About her training, Sue further stated, “A couple of items that I found interesting was that ASL is NOT a universal language, there is no universal sign language. In fact not only is it not universal, but some ASL signs are geographical as well. A sign that is used in Minnesota, may not be used in another part of the country. Also, deaf people do not view themselves as disabled or handicapped, but as whole & complete. . . Sign language is just like learning a foreign language. It takes practice, practice, practice.”
Keep practicing, Sue. ECRL Assistant Director Nick Dimassis said this in an e-mail to Sue: “Congratulations, Sue, on finishing the class, putting what you’ve learned into practice for your patrons/community and for providing yet another set of skills from which ECRL staff can draw.” And from me — thanks for your dedication to serving your community!
Barbara Misselt, ECRL Director
This time of year the Legislature is in session and much of my energy and attention is spent on the Capitol in Saint Paul. There is a tension and excitement to the process. With the economy on the downturn, and the economic forecast predictions that state revenues will decline, legislators are displaying fiscal conservatism — especially in the House, where all the members are up for re-election in 2008. My task is to remind them that funding libraries is especially important during rough economic times, when library use has historically increased. Availability of the free services libraries provide is especially important when families and businesses cannot afford to pay for information and recreation access.
February 27th was Library Legislative Day. The Capitol was full of library workers, board members, and Friends, who were engaged in talking to their legislators. I enjoy Legislative Day, and always end up dead tired after walking the tunnels between the State Office Building, the Capitol, and the Judicial Center. Our first appointment this year was at 8:15 a.m., and the last was at 3:30 p.m.

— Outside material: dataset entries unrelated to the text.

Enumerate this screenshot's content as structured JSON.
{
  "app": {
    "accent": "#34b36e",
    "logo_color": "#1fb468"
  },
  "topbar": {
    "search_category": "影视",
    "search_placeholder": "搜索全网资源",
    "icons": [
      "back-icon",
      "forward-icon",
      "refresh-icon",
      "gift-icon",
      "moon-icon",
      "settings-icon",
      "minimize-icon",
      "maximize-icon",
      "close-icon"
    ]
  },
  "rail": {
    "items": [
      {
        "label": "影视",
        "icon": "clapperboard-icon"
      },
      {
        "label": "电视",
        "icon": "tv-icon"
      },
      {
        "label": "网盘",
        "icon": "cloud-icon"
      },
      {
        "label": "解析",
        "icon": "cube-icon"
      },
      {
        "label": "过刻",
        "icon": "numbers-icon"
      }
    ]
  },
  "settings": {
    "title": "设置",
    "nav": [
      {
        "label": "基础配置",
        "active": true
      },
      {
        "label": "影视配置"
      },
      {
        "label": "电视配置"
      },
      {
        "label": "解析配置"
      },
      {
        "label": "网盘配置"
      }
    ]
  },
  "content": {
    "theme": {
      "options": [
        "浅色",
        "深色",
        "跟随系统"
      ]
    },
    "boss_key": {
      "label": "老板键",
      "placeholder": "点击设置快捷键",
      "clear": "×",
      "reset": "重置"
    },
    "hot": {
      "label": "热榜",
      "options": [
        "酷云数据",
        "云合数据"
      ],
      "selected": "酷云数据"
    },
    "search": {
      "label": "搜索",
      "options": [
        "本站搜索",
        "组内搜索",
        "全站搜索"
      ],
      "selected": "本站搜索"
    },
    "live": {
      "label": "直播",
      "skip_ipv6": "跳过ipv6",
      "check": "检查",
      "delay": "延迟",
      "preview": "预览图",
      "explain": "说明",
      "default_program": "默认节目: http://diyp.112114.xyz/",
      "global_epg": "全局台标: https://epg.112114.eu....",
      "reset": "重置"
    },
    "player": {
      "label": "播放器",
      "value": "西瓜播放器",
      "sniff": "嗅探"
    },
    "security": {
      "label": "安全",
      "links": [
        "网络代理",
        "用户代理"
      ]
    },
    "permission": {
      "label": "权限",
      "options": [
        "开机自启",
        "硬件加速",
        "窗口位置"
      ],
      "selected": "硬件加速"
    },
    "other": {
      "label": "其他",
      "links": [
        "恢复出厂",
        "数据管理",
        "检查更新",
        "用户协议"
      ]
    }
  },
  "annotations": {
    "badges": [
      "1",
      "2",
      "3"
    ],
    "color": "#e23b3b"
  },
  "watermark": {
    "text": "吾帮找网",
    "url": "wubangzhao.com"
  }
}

This year is a bonding year, and our biggest issue is to encourage legislators to include money in the bonding bill to fund the Library Construction and Accessibility Program. Six communities in the East Central Region are in various phases of planning for new or expanded libraries. Funding for the bonding bill is critical to library growth.
While Legislative Day is important, we need to keep talking to our legislators through visits, phone calls, and mail (both e-mail and via the postal service.) A super tool to find your state or federal representatives is at: http://www.leg.state.mn.us/leg/legdir.asp Click on “Who Represents Me?” And then start calling or writing — tell them how important the library is in your community! Thanks for helping us.
Barbara discusses library construction needs with Senator Betsey Wergin, District 16
11 March, 2008 (Photo 2/27/08)
Barbara Misselt, ECRL Director